News site The Trade publishes a long interview with DTCC Deriv/Serv head Chris Childs. It puts its ”trade information warehouse”, TIW, in the light of both its past – stabilizing markets in the Lehman crisis – and future, which is to be DLT enabled.
The interview by The Trade with Chris Childs is long enough to offer deep dig-ins on several aspects of the ongoing efforts to create a global reporting framework for transactions in over-the-counter (OTC) derivatives.
Chris Childs’ DTCC Deriv/Serv plays a crucial role in the infrastructure, for example through its Global Trade Repository which processes trades relating to over 100.000 entities, with over 40 million positions, and a billion messages a month.
Could tell the truth
The work on remaining challenges, such as in the transparency of the OTC derivatives market, is encouraged by the historical positive impact the organization proved to have during the Lehman crisis of 2008.
”At the time of the crisis, there was speculation that CDS exposures could have been as high as $400 billion, but the TIW was able to demonstrate that net exposure was significantly lower than that, at $6 billion, producing a calming impact on the market and allowing regulators to understand what the total exposure in fact was. This type of standardised information across the credit derivatives market is what the industry is trying to replicate through mandatory trade reporting to registered trade repositories,” says Chris Childs.
DLT depends on more than tech
He discusses in depth why he definitely sees distributed ledger technology, DLT, as the basis for future platform generations. Yet he points out several factors on which its role in processing and trade reporting will depend.
”Firstly, there needs to be appetite and interest from the industry to invest and change to put more asset classes and functions onto distributed ledgers.

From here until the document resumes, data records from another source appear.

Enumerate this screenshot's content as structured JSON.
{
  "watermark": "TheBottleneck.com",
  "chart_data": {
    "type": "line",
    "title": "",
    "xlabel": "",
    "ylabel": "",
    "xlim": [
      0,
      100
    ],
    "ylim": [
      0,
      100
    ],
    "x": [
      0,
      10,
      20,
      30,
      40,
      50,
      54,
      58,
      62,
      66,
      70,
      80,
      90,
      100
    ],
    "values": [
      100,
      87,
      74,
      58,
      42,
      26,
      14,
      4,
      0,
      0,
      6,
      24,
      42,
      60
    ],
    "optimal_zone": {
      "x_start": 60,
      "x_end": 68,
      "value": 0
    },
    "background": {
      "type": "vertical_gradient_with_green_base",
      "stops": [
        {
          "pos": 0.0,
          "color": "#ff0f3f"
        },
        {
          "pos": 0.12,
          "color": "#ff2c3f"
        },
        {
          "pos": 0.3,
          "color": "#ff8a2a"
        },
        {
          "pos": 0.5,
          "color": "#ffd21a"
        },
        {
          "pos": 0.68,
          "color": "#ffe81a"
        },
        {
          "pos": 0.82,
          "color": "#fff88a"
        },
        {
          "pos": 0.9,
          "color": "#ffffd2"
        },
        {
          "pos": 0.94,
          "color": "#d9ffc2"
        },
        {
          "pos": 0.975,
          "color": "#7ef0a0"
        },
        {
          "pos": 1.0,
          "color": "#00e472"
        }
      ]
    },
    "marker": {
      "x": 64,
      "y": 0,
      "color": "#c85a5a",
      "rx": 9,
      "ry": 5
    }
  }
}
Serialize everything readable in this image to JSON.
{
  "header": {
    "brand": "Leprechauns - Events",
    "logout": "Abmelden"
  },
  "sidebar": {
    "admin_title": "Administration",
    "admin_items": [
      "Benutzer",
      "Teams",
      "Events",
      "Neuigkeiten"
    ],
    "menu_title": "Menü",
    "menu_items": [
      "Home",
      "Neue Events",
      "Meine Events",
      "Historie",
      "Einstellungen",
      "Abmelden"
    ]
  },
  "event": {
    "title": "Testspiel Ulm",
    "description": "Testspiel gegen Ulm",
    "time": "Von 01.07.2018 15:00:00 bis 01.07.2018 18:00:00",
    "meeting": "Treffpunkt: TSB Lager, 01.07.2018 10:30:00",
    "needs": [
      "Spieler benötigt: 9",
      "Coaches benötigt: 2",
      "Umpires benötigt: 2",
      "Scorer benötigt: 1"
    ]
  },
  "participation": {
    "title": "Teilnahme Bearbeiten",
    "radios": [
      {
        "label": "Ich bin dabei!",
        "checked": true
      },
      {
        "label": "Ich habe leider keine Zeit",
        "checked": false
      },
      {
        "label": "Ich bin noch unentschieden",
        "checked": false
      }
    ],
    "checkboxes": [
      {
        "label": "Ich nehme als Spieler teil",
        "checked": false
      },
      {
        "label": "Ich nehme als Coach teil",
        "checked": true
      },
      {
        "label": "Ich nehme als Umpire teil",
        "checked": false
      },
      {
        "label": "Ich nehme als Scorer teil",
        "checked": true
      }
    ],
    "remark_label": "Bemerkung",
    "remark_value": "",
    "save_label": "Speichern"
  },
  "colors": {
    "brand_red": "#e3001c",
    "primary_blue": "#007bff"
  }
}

Secondly, regulators need to have the ability to access the data and gain full transparency into the market. However, data standards must be in place for reporting requirements, data quality, formats, codes and fields. Concerns have already been raised across the industry that the proliferation of DLT-based initiatives utilising multiple protocols, programming languages, data fields and dictionaries could result in fragmentation, inefficiency and cost,” Chris Childs points out in his interview with The Trade.
”One of the reasons why we were able to start this project is that the TIW had already defined standardised process flows and data models. This helped to make credit derivatives an ideal test case,” he notes.
”Bolstered by common data standards and governance, a DLT-based TIW can enable the industry to process and report to regulators from the same data record. From there, the industry could leverage the data collected to deliver new value-added services, further reduce costs and mitigate both operational and systemic risks.”